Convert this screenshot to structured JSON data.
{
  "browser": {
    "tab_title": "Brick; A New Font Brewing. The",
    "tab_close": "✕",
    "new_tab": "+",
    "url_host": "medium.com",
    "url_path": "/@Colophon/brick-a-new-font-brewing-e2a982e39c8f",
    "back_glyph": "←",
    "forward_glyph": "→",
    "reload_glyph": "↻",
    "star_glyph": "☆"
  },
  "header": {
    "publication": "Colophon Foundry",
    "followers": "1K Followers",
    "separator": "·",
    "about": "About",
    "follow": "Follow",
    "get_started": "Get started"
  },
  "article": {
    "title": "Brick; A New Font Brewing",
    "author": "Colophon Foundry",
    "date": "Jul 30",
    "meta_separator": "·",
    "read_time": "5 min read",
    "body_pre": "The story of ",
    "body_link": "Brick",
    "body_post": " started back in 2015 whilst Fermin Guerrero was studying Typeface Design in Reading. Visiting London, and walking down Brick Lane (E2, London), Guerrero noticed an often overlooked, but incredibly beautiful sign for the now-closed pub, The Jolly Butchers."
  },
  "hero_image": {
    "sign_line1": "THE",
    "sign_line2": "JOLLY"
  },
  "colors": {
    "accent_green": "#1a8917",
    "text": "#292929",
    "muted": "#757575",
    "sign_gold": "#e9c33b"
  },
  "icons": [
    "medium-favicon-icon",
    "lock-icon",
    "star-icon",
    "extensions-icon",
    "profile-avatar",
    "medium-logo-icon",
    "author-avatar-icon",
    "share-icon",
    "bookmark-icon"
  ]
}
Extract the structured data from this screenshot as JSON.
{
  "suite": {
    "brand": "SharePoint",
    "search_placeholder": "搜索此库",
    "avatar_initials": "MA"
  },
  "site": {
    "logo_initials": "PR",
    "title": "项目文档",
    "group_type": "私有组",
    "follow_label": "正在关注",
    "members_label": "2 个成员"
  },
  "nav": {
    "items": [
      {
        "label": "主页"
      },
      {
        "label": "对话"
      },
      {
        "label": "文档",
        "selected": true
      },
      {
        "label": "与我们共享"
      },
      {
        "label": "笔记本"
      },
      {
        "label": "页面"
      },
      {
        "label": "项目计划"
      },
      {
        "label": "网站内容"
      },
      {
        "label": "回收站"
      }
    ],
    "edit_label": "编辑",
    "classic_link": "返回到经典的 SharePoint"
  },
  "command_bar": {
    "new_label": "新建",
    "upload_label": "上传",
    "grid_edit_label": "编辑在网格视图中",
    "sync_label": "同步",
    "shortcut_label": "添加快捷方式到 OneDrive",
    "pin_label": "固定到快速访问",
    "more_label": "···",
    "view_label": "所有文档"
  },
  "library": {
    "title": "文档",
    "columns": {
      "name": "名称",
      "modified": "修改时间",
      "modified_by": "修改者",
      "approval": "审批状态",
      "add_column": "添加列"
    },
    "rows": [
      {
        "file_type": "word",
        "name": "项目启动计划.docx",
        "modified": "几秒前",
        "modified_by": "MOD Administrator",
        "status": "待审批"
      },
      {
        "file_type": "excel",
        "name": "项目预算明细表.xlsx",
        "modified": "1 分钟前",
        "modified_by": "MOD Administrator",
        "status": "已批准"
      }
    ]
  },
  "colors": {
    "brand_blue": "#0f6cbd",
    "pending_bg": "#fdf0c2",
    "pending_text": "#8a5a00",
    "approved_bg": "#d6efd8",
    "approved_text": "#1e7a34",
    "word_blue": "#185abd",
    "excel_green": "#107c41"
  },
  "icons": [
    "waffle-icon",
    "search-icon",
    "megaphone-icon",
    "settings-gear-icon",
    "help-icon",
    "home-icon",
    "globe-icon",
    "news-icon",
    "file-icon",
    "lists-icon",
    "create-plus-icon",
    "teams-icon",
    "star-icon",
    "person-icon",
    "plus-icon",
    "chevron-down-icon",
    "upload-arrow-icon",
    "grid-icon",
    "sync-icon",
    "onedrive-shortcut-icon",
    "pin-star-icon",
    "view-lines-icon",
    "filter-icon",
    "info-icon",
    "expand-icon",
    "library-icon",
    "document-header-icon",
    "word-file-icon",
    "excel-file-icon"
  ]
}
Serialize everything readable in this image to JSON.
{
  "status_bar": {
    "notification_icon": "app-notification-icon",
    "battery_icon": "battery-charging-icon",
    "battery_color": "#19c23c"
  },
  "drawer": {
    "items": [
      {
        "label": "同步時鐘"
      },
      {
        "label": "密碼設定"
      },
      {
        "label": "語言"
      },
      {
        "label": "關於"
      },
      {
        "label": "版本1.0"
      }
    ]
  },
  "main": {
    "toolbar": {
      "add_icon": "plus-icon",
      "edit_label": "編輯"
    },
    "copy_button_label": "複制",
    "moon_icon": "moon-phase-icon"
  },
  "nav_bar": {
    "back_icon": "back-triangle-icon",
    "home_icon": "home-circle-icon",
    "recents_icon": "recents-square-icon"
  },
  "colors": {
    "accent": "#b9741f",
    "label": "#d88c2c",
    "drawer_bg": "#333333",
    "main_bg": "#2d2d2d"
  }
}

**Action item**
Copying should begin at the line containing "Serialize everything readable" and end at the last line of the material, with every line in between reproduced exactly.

**Response to this task**
Serialize everything readable in this image to JSON.
{
  "status_bar": {
    "notification_icon": "app-notification-icon",
    "battery_icon": "battery-charging-icon",
    "battery_color": "#19c23c"
  },
  "drawer": {
    "items": [
      {
        "label": "同步時鐘"
      },
      {
        "label": "密碼設定"
      },
      {
        "label": "語言"
      },
      {
        "label": "關於"
      },
      {
        "label": "版本1.0"
      }
    ]
  },
  "main": {
    "toolbar": {
      "add_icon": "plus-icon",
      "edit_label": "編輯"
    },
    "copy_button_label": "複制",
    "moon_icon": "moon-phase-icon"
  },
  "nav_bar": {
    "back_icon": "back-triangle-icon",
    "home_icon": "home-circle-icon",
    "recents_icon": "recents-square-icon"
  },
  "colors": {
    "accent": "#b9741f",
    "label": "#d88c2c",
    "drawer_bg": "#333333",
    "main_bg": "#2d2d2d"
  }
}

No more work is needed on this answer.